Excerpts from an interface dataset
Content starts
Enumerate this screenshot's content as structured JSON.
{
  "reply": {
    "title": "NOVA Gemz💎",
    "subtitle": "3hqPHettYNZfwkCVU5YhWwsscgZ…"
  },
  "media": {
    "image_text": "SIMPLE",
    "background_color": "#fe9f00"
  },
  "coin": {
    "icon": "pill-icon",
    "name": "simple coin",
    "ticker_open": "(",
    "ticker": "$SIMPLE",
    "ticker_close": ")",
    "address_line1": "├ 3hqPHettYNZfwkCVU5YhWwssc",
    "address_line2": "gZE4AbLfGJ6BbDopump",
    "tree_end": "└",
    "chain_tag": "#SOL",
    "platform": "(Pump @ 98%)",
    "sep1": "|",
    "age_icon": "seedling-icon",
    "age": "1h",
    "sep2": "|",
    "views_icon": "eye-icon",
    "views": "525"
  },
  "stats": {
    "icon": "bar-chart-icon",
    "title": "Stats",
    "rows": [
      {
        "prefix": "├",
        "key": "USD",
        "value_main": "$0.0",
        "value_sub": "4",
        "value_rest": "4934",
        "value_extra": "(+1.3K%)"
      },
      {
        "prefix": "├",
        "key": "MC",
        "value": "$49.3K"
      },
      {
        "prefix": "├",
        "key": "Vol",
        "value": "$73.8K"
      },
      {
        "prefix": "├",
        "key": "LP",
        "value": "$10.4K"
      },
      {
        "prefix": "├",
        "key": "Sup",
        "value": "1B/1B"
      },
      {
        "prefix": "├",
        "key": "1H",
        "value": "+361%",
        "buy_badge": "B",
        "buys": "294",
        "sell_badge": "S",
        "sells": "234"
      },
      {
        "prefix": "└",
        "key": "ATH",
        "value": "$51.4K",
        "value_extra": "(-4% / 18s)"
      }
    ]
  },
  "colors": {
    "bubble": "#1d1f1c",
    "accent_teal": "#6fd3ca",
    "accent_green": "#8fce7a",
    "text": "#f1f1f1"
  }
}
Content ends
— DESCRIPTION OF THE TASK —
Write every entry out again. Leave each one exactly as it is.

— OUTPUT OF THE TASK —
Enumerate this screenshot's content as structured JSON.
{
  "reply": {
    "title": "NOVA Gemz💎",
    "subtitle": "3hqPHettYNZfwkCVU5YhWwsscgZ…"
  },
  "media": {
    "image_text": "SIMPLE",
    "background_color": "#fe9f00"
  },
  "coin": {
    "icon": "pill-icon",
    "name": "simple coin",
    "ticker_open": "(",
    "ticker": "$SIMPLE",
    "ticker_close": ")",
    "address_line1": "├ 3hqPHettYNZfwkCVU5YhWwssc",
    "address_line2": "gZE4AbLfGJ6BbDopump",
    "tree_end": "└",
    "chain_tag": "#SOL",
    "platform": "(Pump @ 98%)",
    "sep1": "|",
    "age_icon": "seedling-icon",
    "age": "1h",
    "sep2": "|",
    "views_icon": "eye-icon",
    "views": "525"
  },
  "stats": {
    "icon": "bar-chart-icon",
    "title": "Stats",
    "rows": [
      {
        "prefix": "├",
        "key": "USD",
        "value_main": "$0.0",
        "value_sub": "4",
        "value_rest": "4934",
        "value_extra": "(+1.3K%)"
      },
      {
        "prefix": "├",
        "key": "MC",
        "value": "$49.3K"
      },
      {
        "prefix": "├",
        "key": "Vol",
        "value": "$73.8K"
      },
      {
        "prefix": "├",
        "key": "LP",
        "value": "$10.4K"
      },
      {
        "prefix": "├",
        "key": "Sup",
        "value": "1B/1B"
      },
      {
        "prefix": "├",
        "key": "1H",
        "value": "+361%",
        "buy_badge": "B",
        "buys": "294",
        "sell_badge": "S",
        "sells": "234"
      },
      {
        "prefix": "└",
        "key": "ATH",
        "value": "$51.4K",
        "value_extra": "(-4% / 18s)"
      }
    ]
  },
  "colors": {
    "bubble": "#1d1f1c",
    "accent_teal": "#6fd3ca",
    "accent_green": "#8fce7a",
    "text": "#f1f1f1"
  }
}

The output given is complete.